Excerpts from an interface dataset
#####
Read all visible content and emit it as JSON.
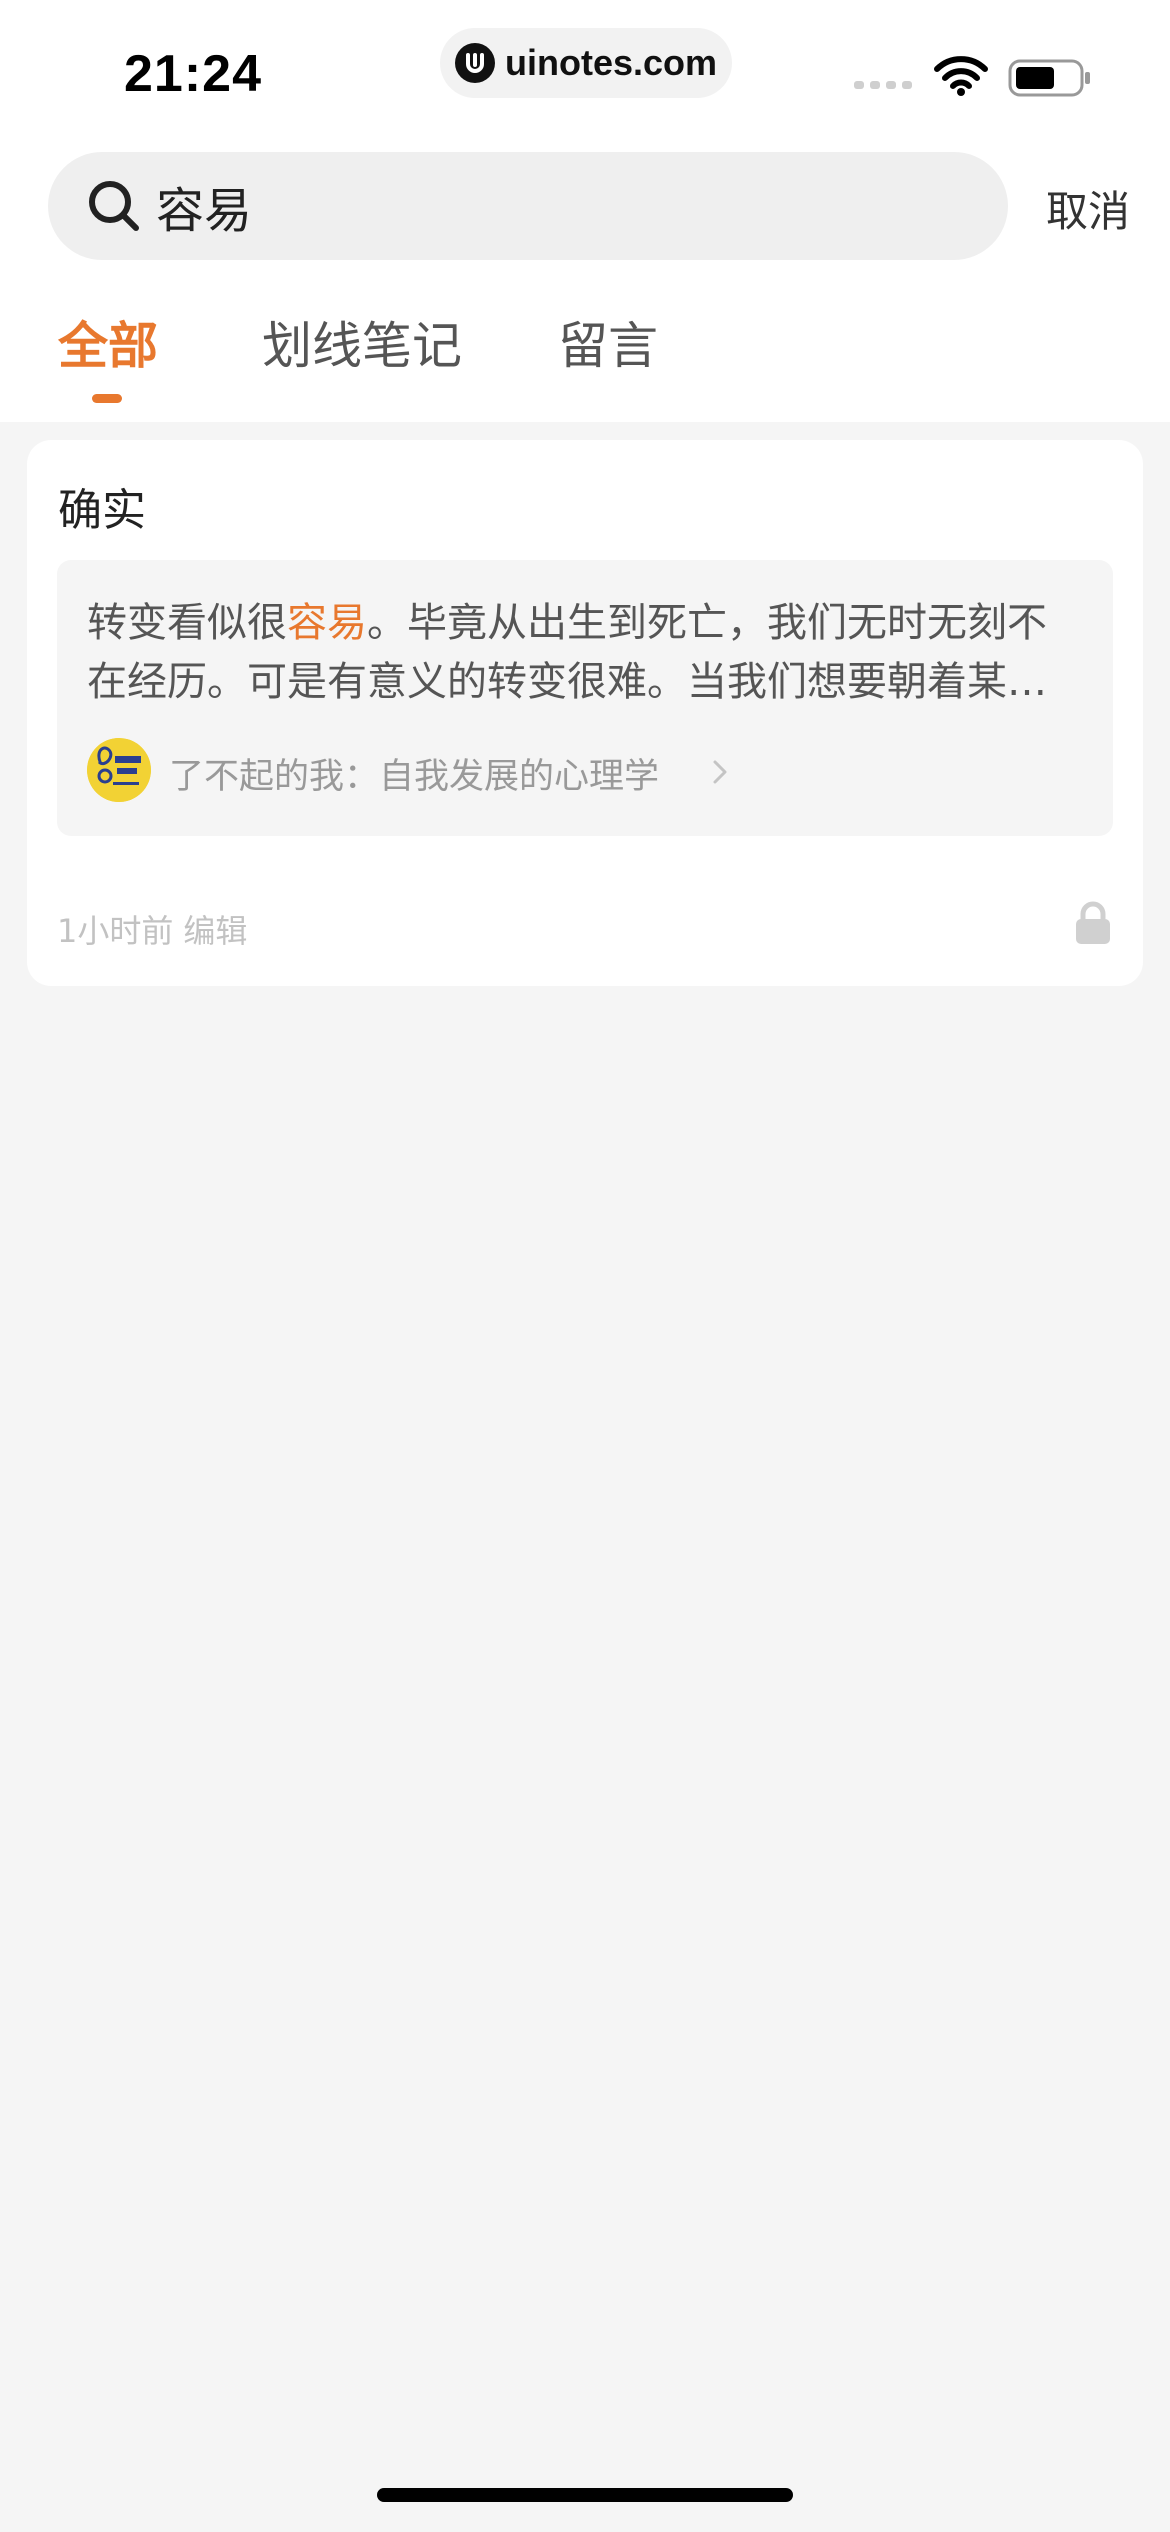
{
  "status_bar": {
    "time": "21:24",
    "watermark": "uinotes.com",
    "icons": [
      "cellular-signal-icon",
      "wifi-icon",
      "battery-icon"
    ]
  },
  "search": {
    "query": "容易",
    "icon": "search-icon",
    "cancel_label": "取消"
  },
  "tabs": [
    {
      "label": "全部",
      "active": true
    },
    {
      "label": "划线笔记",
      "active": false
    },
    {
      "label": "留言",
      "active": false
    }
  ],
  "results": [
    {
      "note": "确实",
      "quote_before": "转变看似很",
      "quote_highlight": "容易",
      "quote_after": "。毕竟从出生到死亡，我们无时无刻不在经历。可是有意义的转变很难。当我们想要朝着某个方向改变的时候……",
      "book_title": "了不起的我：自我发展的心理学",
      "time": "1小时前",
      "action": "编辑",
      "private": true
    }
  ],
  "colors": {
    "accent": "#e8782e",
    "background": "#f5f5f5",
    "card": "#ffffff"
  }
}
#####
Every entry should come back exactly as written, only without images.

● **Your solution**:
Read all visible content and emit it as JSON.
{
  "status_bar": {
    "time": "21:24",
    "watermark": "uinotes.com",
    "icons": [
      "cellular-signal-icon",
      "wifi-icon",
      "battery-icon"
    ]
  },
  "search": {
    "query": "容易",
    "icon": "search-icon",
    "cancel_label": "取消"
  },
  "tabs": [
    {
      "label": "全部",
      "active": true
    },
    {
      "label": "划线笔记",
      "active": false
    },
    {
      "label": "留言",
      "active": false
    }
  ],
  "results": [
    {
      "note": "确实",
      "quote_before": "转变看似很",
      "quote_highlight": "容易",
      "quote_after": "。毕竟从出生到死亡，我们无时无刻不在经历。可是有意义的转变很难。当我们想要朝着某个方向改变的时候……",
      "book_title": "了不起的我：自我发展的心理学",
      "time": "1小时前",
      "action": "编辑",
      "private": true
    }
  ],
  "colors": {
    "accent": "#e8782e",
    "background": "#f5f5f5",
    "card": "#ffffff"
  }
}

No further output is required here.